The visual arts have always existed within a certain preserve; originally this preserve was magical or sacred. But it was also physical: it was the place, the cave, the building, in which, or for which, the work was made. The experience of art, which at first was the experience of ritual, was set apart from the rest of life — precisely in order to be able to exercise power over it. Later the preserve of art became a social one. It entered the culture of the ruling class, whilst physically it was set apart and isolated in their palaces and houses. During all this history the authority of art was inseparable from the particular authority of the preserve.

What the modem means of reproduction have done is to destroy the authority of art and to remove it — or, rather, to remove its images which they reproduce — from any preserve. For the first time ever, images of art have become ephemeral, ubiquitous, insubstantial, available, valueless, free. They surround us in the same way as a language surrounds us. They have entered the mainstream of life over which they no longer, in themselves, have power.

Yet very few people are aware of what has happened because the means of reproduction are used nearly all the time to promote the illusion that nothing has changed except that the masses, thanks to reproductions, can now begin to appreciate art as the cultured minority once did. Understandably, the masses remain uninterested and sceptical.

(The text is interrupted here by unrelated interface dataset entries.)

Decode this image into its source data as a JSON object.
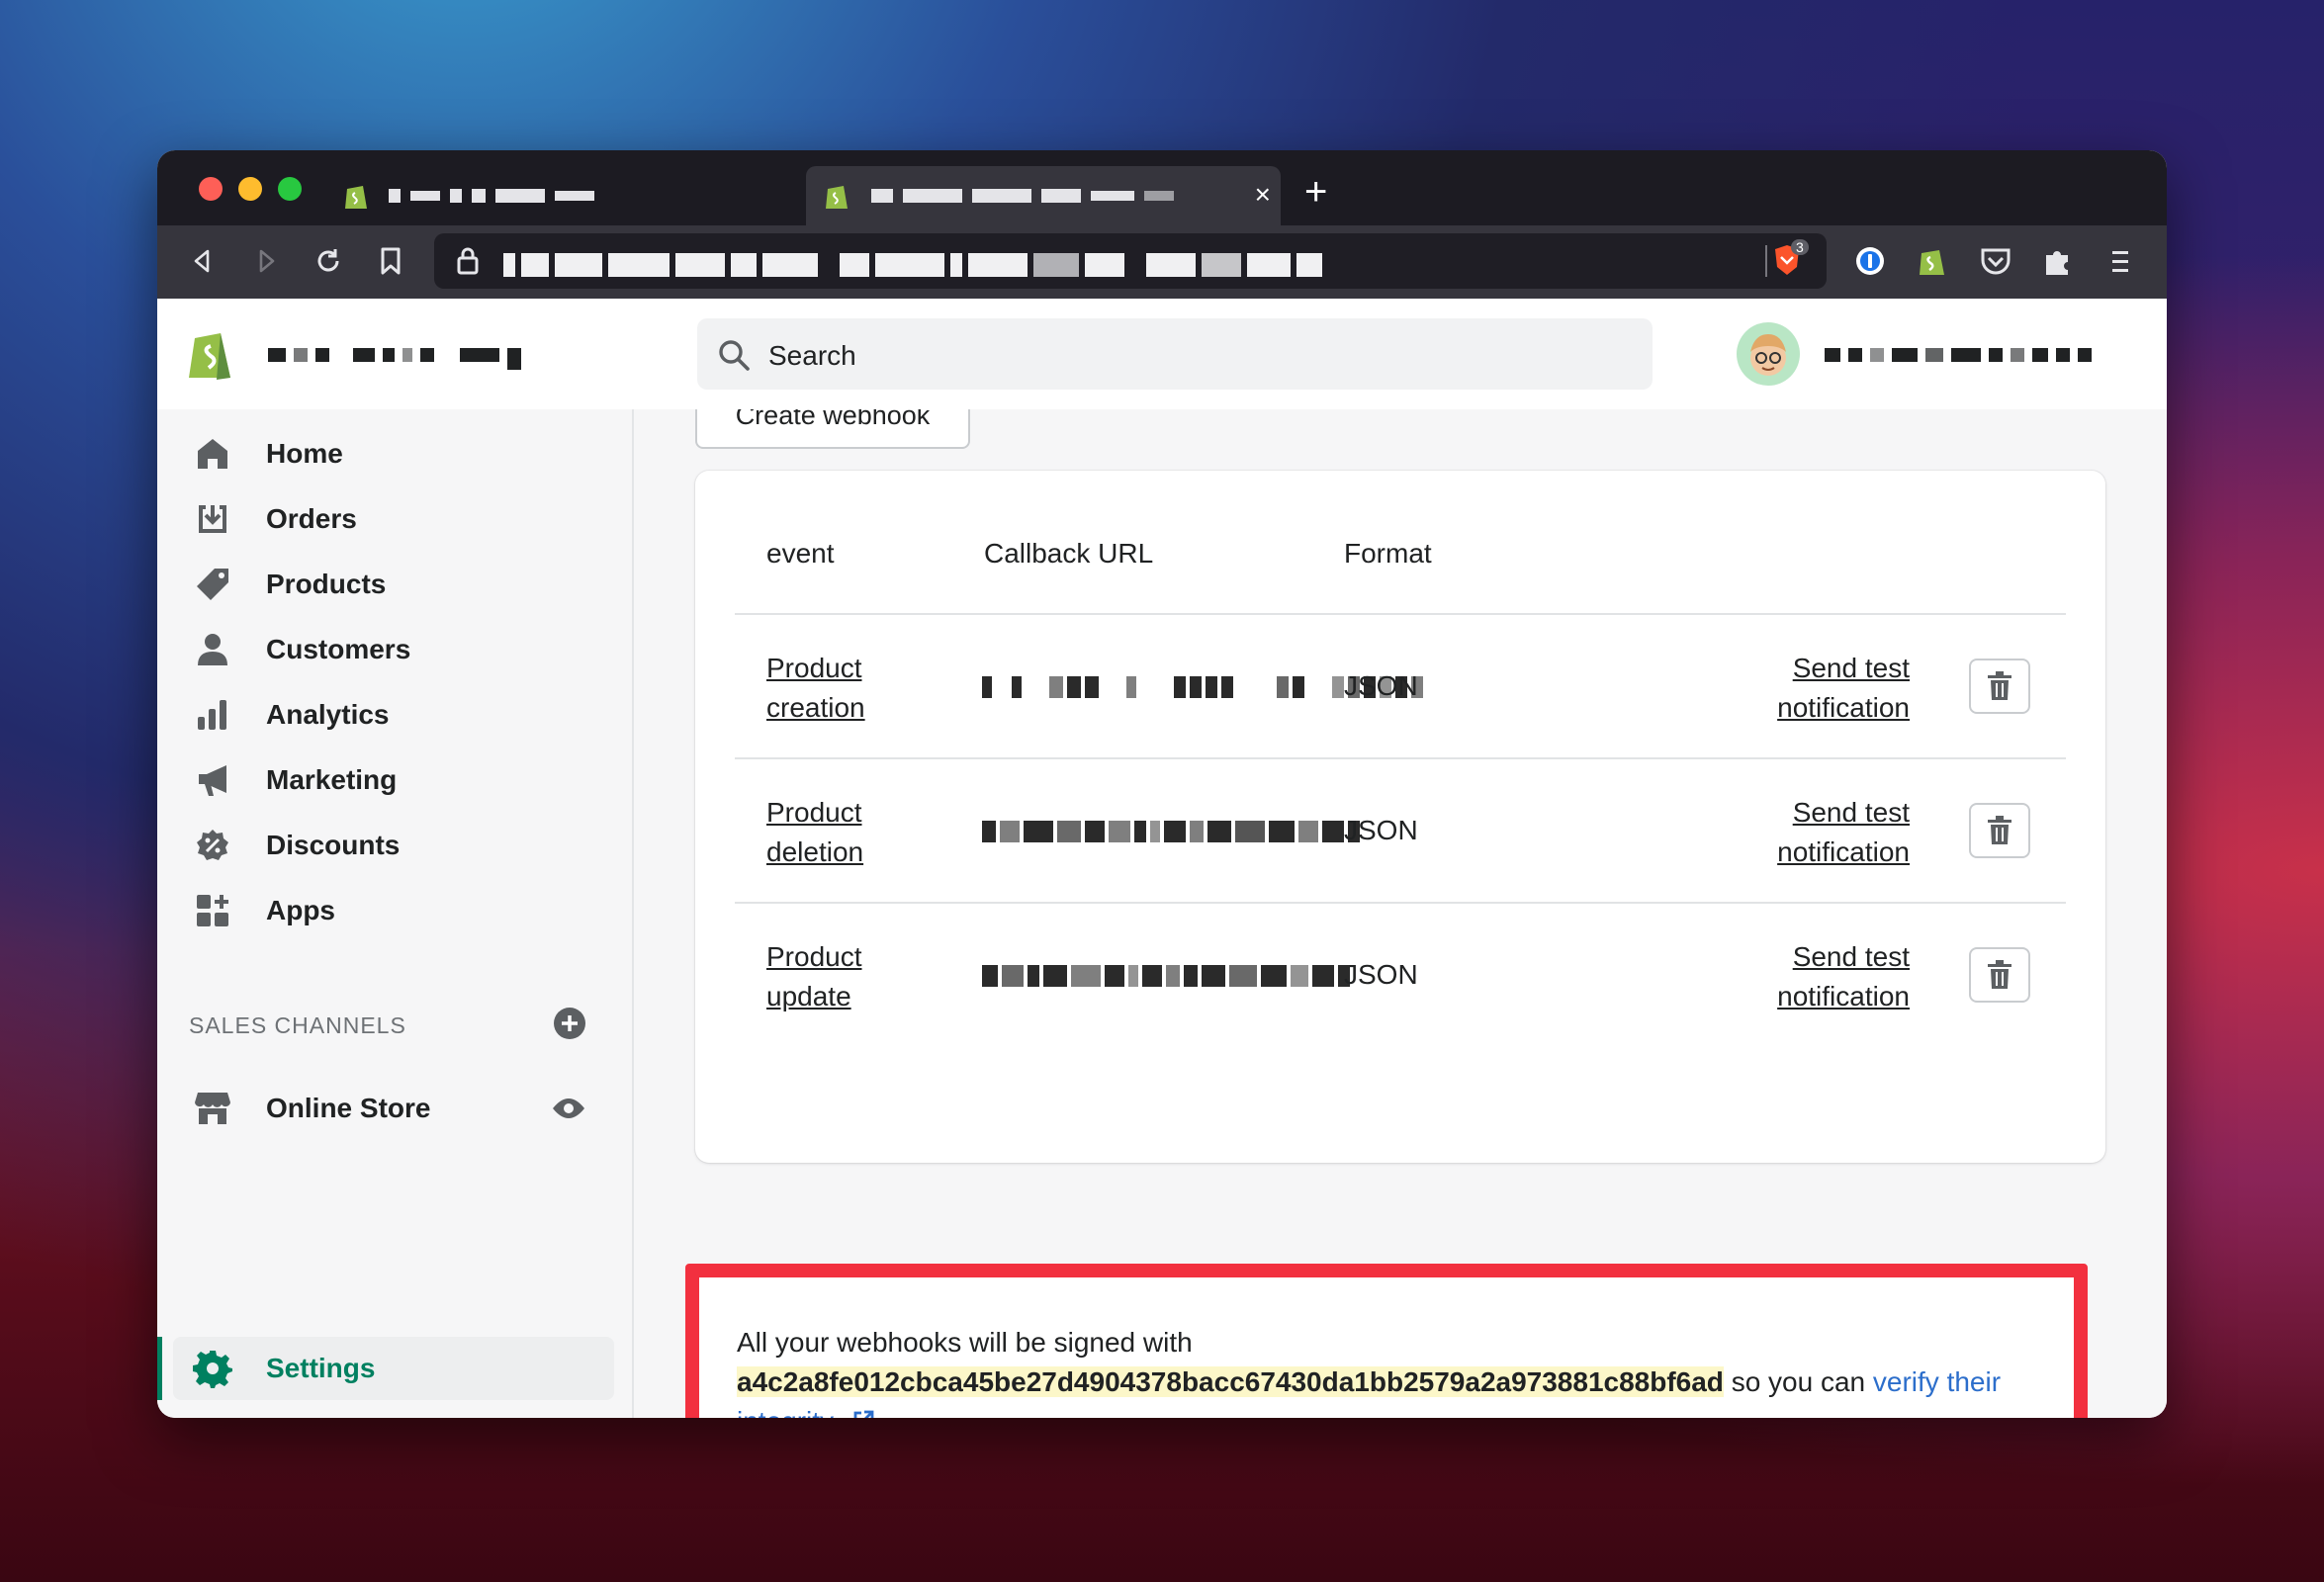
{
  "browser": {
    "new_tab_label": "+",
    "tab_close": "×",
    "brave_badge": "3"
  },
  "search": {
    "placeholder": "Search"
  },
  "sidebar": {
    "items": [
      {
        "label": "Home",
        "icon": "home-icon"
      },
      {
        "label": "Orders",
        "icon": "orders-icon"
      },
      {
        "label": "Products",
        "icon": "tag-icon"
      },
      {
        "label": "Customers",
        "icon": "person-icon"
      },
      {
        "label": "Analytics",
        "icon": "bar-chart-icon"
      },
      {
        "label": "Marketing",
        "icon": "megaphone-icon"
      },
      {
        "label": "Discounts",
        "icon": "discount-icon"
      },
      {
        "label": "Apps",
        "icon": "apps-icon"
      }
    ],
    "sales_channels_title": "SALES CHANNELS",
    "online_store_label": "Online Store",
    "settings_label": "Settings"
  },
  "main": {
    "create_button_label": "Create webhook",
    "table": {
      "headers": [
        "event",
        "Callback URL",
        "Format"
      ],
      "rows": [
        {
          "event_line1": "Product",
          "event_line2": "creation",
          "format": "JSON",
          "action_line1": "Send test",
          "action_line2": "notification"
        },
        {
          "event_line1": "Product",
          "event_line2": "deletion",
          "format": "JSON",
          "action_line1": "Send test",
          "action_line2": "notification"
        },
        {
          "event_line1": "Product",
          "event_line2": "update",
          "format": "JSON",
          "action_line1": "Send test",
          "action_line2": "notification"
        }
      ]
    },
    "notice": {
      "prefix": "All your webhooks will be signed with",
      "secret": "a4c2a8fe012cbca45be27d4904378bacc67430da1bb2579a2a973881c88bf6ad",
      "middle": "so you can",
      "link_text": "verify their integrity."
    }
  },
  "colors": {
    "accent_green": "#008060",
    "highlight_red": "#f2303f",
    "link_blue": "#2c6ecb",
    "secret_highlight": "#fcf7c9"
  }
}
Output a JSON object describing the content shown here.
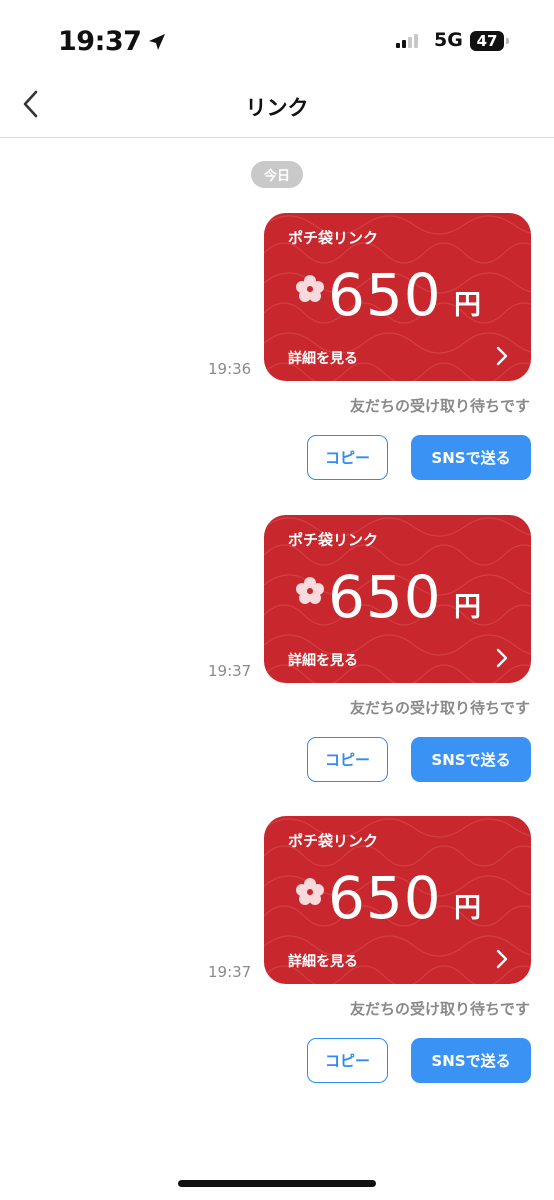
{
  "status_bar": {
    "time": "19:37",
    "network": "5G",
    "battery": "47",
    "icons": [
      "location-arrow-icon",
      "signal-icon"
    ]
  },
  "nav": {
    "title": "リンク",
    "back_icon": "chevron-left-icon"
  },
  "date_chip": "今日",
  "messages": [
    {
      "time": "19:36",
      "card_label": "ポチ袋リンク",
      "amount": "650",
      "currency": "円",
      "detail_label": "詳細を見る",
      "status": "友だちの受け取り待ちです",
      "copy_label": "コピー",
      "sns_label": "SNSで送る"
    },
    {
      "time": "19:37",
      "card_label": "ポチ袋リンク",
      "amount": "650",
      "currency": "円",
      "detail_label": "詳細を見る",
      "status": "友だちの受け取り待ちです",
      "copy_label": "コピー",
      "sns_label": "SNSで送る"
    },
    {
      "time": "19:37",
      "card_label": "ポチ袋リンク",
      "amount": "650",
      "currency": "円",
      "detail_label": "詳細を見る",
      "status": "友だちの受け取り待ちです",
      "copy_label": "コピー",
      "sns_label": "SNSで送る"
    }
  ],
  "colors": {
    "card_red": "#c8272d",
    "accent_blue": "#3a93f4",
    "muted_text": "#8a8a8a"
  }
}
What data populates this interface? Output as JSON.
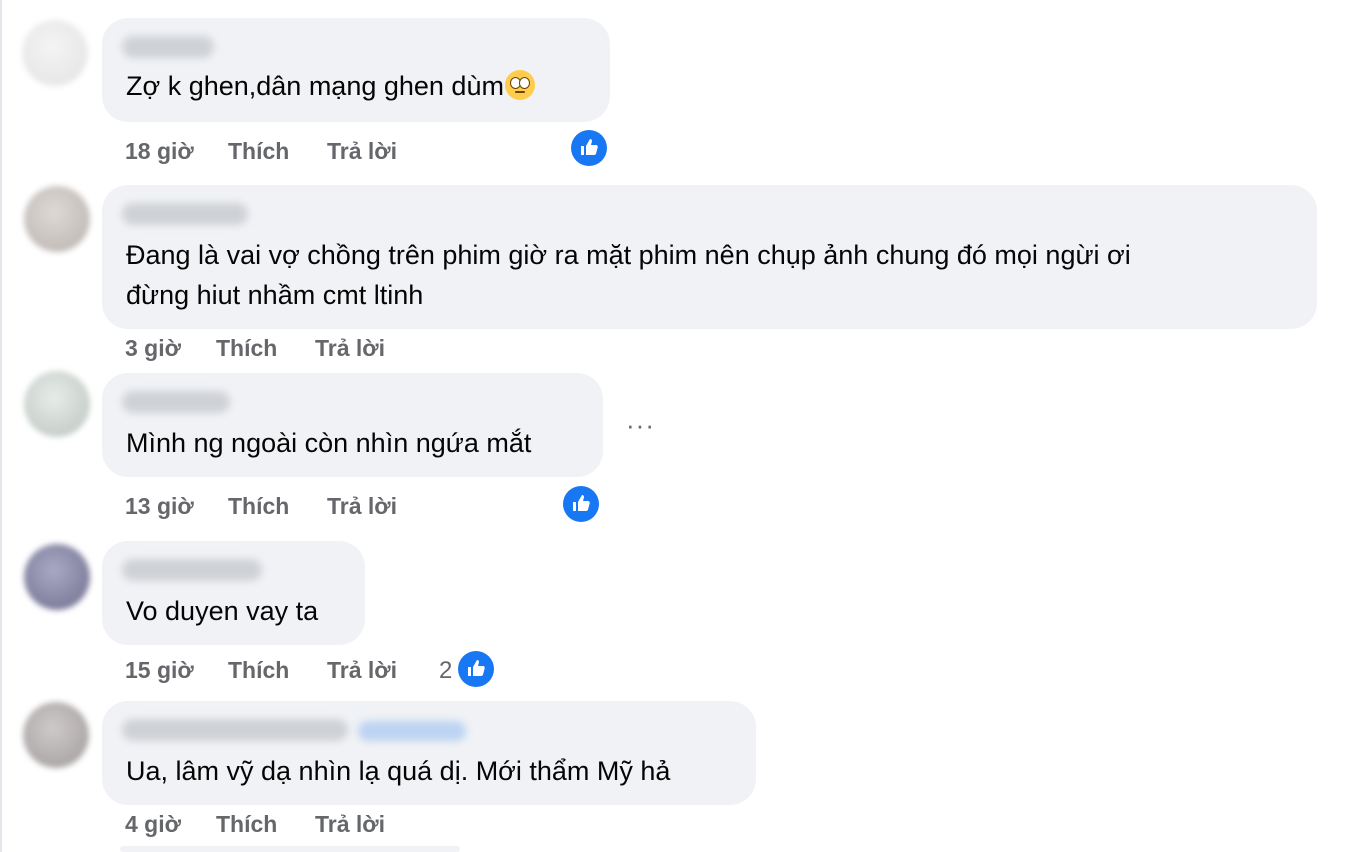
{
  "comments": [
    {
      "text": "Zợ k ghen,dân mạng ghen dùm",
      "emoji": "eye-roll-emoji",
      "time": "18 giờ",
      "like": "Thích",
      "reply": "Trả lời",
      "reaction": "like-icon",
      "reaction_count": ""
    },
    {
      "text_line1": "Đang là vai vợ chồng trên phim giờ ra mặt phim nên chụp ảnh chung đó mọi ngừi ơi",
      "text_line2": "đừng hiut nhầm cmt ltinh",
      "time": "3 giờ",
      "like": "Thích",
      "reply": "Trả lời"
    },
    {
      "text": "Mình ng ngoài còn nhìn ngứa mắt",
      "time": "13 giờ",
      "like": "Thích",
      "reply": "Trả lời",
      "reaction": "like-icon",
      "more": "···"
    },
    {
      "text": "Vo duyen vay ta",
      "time": "15 giờ",
      "like": "Thích",
      "reply": "Trả lời",
      "reaction": "like-icon",
      "reaction_count": "2"
    },
    {
      "text": "Ua, lâm vỹ dạ nhìn lạ quá dị. Mới thẩm Mỹ hả",
      "time": "4 giờ",
      "like": "Thích",
      "reply": "Trả lời"
    }
  ],
  "colors": {
    "bubble": "#f0f2f5",
    "meta": "#65676b",
    "like_blue": "#1877f2"
  }
}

(Half a century later, is this still true? Has the world changed? Are we more artistically literate? Has social media made us all artists? Or have I become one of the cultured minority and lost touch with the masses? Art is everywhere, art is free — glorious and free.)

Stay tuned for Berger's mansplanation of the male gaze, and his demonstration of it in his Booker Prize-winning fictional account of the erotic adventures of G., published the same year (1972).

Wednesday, February 03, 2021

There would be time for this

"Gawd, mom," says the girl. "You're such a nerd." She's wide-eyed as I giddily skim the hardcopy course notes she just picked up at the college bookstore. The Hollow Men!, I exclaim, and off I go on a Doctor Who tangent. (It seems I've done this before.)

She's enrolled in a course that's a poetry face-off, Eliot vs Larkin, and I'm jealous. Maybe I should've studied literature. But maybe I'm relieved I didn't ruin my joy of reading.

Here's something I wrote for an assignment in high school a very long time ago. (I found it!)

For the Love of God 
[A response to J. Alfred Prufrock

Let us pour the tea 
While from the day's tedium we're freed,
Teas steams my pores and stains my skin,
Like he did.

(They know their art.)

A question twines itself about the steam,
Rising and spreading as all questions do.
Crashed to the floor, sparking, igniting, teeming with smoke.
There would be time for this.
But the tea is growing cold.

Does he dare? How dare he!
Lighting their cigarettes. In holders so long  —
Precariously balanced, flicking ashes on my dress.

In the room they speak as though
Only they know Michelangelo

He should have known
To crawl back to his hovel
Where no women go...

Time crosses legs, swings his foot, 
Fingers drumming on the table at his side.
Beside himself. "Besides, you never could
Take our relationship seriously!"

You know what I mean,
Do I have to spell it out for you?
It would have been worth while
If we tried and cried awhile;
Starry nights, and snow angels...
No. After sunset there's only twilight.
You know what I mean.

No! I am not Eve, no giver of life;
Am she who takes,
And preys on innocents,
Savouring life better than knowledge.
Living, not knowing.
Hunter of the hunted.

You grow old,
Ssooo oollldd.

I would sing for you, 
But I know the voices of mermaids 
Would disturb the guests.

I would've written you one for ten bucks, but I handed this one in myself. Top marks, of course, and seriously not bad for a 17-year-old, although I see myriad ways to improve upon it (particularly the title). 

What strikes me now:

  • That I had any notion of romantic love, or failed romantic love
  • That I referenced Lilith mythology, that even then I railed against intellect, that I argued (academically, ironically) that heart should trump brain
  • That I thought I understood Prufrock